**Task brief**
Search the records below for "your" and copy every line it turns up in.

(Web page and app entries)
________
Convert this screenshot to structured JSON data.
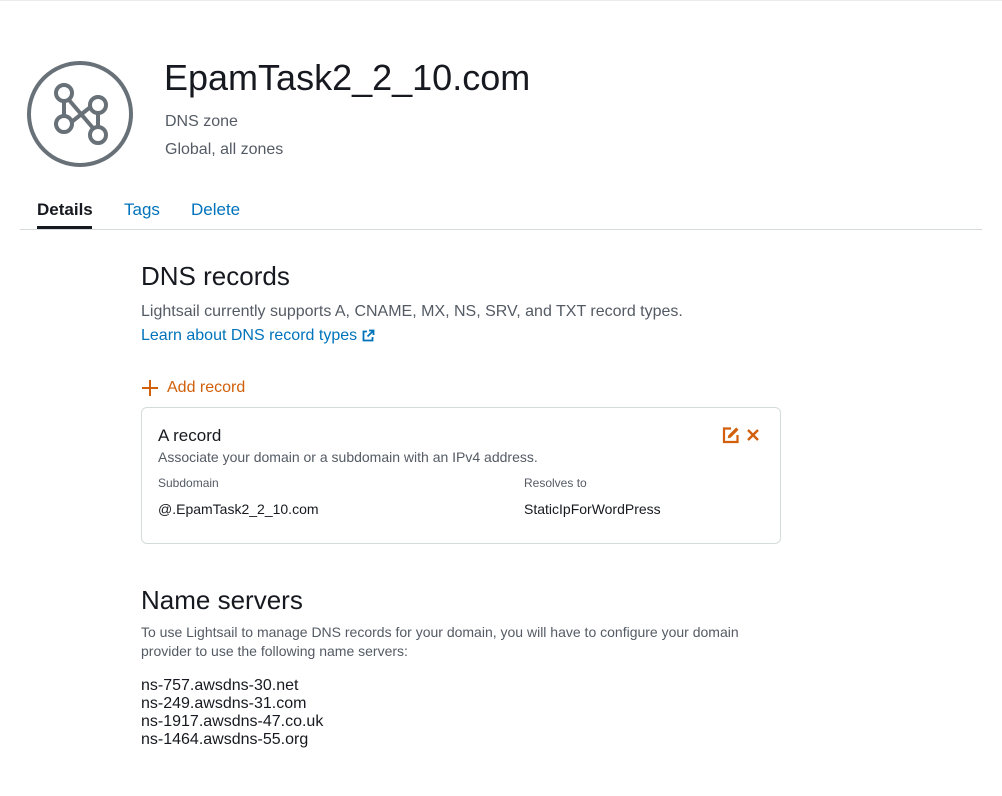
{
  "header": {
    "icon": "dns-zone-icon",
    "title": "EpamTask2_2_10.com",
    "type": "DNS zone",
    "scope": "Global, all zones"
  },
  "tabs": [
    {
      "label": "Details",
      "active": true
    },
    {
      "label": "Tags",
      "active": false
    },
    {
      "label": "Delete",
      "active": false
    }
  ],
  "dns_records": {
    "title": "DNS records",
    "description": "Lightsail currently supports A, CNAME, MX, NS, SRV, and TXT record types.",
    "learn_link": "Learn about DNS record types",
    "add_label": "Add record",
    "records": [
      {
        "title": "A record",
        "description": "Associate your domain or a subdomain with an IPv4 address.",
        "subdomain_label": "Subdomain",
        "subdomain_value": "@.EpamTask2_2_10.com",
        "resolves_label": "Resolves to",
        "resolves_value": "StaticIpForWordPress"
      }
    ]
  },
  "name_servers": {
    "title": "Name servers",
    "description": "To use Lightsail to manage DNS records for your domain, you will have to configure your domain provider to use the following name servers:",
    "servers": [
      "ns-757.awsdns-30.net",
      "ns-249.awsdns-31.com",
      "ns-1917.awsdns-47.co.uk",
      "ns-1464.awsdns-55.org"
    ]
  },
  "colors": {
    "accent_orange": "#d15f0b",
    "link_blue": "#0073bb",
    "icon_gray": "#687078"
  }
}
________
**Output of the exercise**
        "description": "Associate your domain or a subdomain with an IPv4 address.",
    "description": "To use Lightsail to manage DNS records for your domain, you will have to configure your domain provider to use the following name servers:",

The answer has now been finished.